Today’s news comes four days after a separate letter was co-signed by other senior executives in the US industry, outwardly calling for the resignation of Neil Portnow.


That missive was signed by the likes of John Legend’s manager Ty Stiklorius and Pharrell Williams’ manager Caron Veazey, in addition to Warner/Chappell VP Katie Vinten, MAC Presents founder Marcie Allen, agents such as Cara Lewis, Natalia Nastaskin and Marsha Vlasic, and attorneys Rosemary Carroll, Renee Karalian and Gillian Bar.


Addressed directly to Portnow, it read: “The statement you made this week about women in music needing to “step up” was spectacularly wrong and insulting and, at its core, oblivious to the vast body of work created by and with women.


“Your attempt to backpedal only emphasizes your refusal to recognize us and our achievements. Your most recent remarks do not constitute recognition of women’s achievements, but rather a call for men to take action to “welcome” women. We do not await your welcome into the fraternity. We do not have to sing louder, jump higher or be nicer to prove ourselves.


“We step up every single day and have been doing so for a long time. The fact that you don’t realize this means it’s time for you to step down.


“Today we are stepping up and stepping in to demand your resignation.”


BY MUSIC BUSINESS WORLDWIDE

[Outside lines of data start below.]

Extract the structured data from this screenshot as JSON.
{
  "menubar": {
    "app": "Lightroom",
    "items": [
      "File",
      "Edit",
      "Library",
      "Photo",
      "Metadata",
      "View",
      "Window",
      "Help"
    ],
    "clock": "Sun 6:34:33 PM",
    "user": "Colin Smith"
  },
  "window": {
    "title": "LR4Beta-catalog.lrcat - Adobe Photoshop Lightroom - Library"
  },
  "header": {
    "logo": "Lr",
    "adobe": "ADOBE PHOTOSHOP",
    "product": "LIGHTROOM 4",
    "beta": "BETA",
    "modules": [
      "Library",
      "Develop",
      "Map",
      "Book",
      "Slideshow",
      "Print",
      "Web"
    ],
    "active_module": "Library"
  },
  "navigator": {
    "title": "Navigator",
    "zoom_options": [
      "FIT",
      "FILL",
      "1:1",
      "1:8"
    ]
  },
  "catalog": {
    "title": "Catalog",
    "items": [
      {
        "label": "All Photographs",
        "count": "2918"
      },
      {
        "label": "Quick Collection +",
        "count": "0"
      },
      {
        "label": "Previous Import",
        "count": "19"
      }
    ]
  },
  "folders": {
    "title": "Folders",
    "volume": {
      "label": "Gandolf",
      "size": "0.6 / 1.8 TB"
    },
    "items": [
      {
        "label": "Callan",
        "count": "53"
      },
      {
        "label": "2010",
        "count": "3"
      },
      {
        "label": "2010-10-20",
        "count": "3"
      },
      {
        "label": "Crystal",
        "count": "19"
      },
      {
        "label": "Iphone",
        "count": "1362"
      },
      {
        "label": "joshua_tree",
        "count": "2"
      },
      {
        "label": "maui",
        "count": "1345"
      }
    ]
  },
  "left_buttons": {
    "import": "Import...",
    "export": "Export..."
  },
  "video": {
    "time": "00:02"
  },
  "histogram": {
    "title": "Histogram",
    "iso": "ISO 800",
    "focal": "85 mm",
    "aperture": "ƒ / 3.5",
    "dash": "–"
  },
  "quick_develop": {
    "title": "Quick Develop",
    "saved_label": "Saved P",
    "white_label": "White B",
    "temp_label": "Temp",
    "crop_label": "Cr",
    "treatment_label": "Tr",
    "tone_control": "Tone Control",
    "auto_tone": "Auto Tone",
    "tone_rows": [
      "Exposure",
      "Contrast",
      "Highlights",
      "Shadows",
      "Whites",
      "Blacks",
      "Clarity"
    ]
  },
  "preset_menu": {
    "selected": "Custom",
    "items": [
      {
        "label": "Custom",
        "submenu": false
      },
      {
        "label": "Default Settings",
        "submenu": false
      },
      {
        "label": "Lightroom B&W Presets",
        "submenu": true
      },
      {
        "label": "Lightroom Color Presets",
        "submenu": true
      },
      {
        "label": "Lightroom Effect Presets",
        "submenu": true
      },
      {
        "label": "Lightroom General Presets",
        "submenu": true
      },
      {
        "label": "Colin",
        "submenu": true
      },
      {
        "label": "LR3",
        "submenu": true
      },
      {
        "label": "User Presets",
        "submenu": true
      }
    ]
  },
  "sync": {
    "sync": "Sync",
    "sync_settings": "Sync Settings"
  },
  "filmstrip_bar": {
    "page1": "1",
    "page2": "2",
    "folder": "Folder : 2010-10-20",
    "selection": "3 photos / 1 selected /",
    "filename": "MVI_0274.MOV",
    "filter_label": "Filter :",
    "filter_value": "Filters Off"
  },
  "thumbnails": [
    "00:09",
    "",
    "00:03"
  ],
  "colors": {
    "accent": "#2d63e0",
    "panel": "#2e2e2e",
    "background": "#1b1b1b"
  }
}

[Pictured L-R: Jody Gerson and Michele Anthony]


Categories: Music, Music Industry & Tips, PRB Media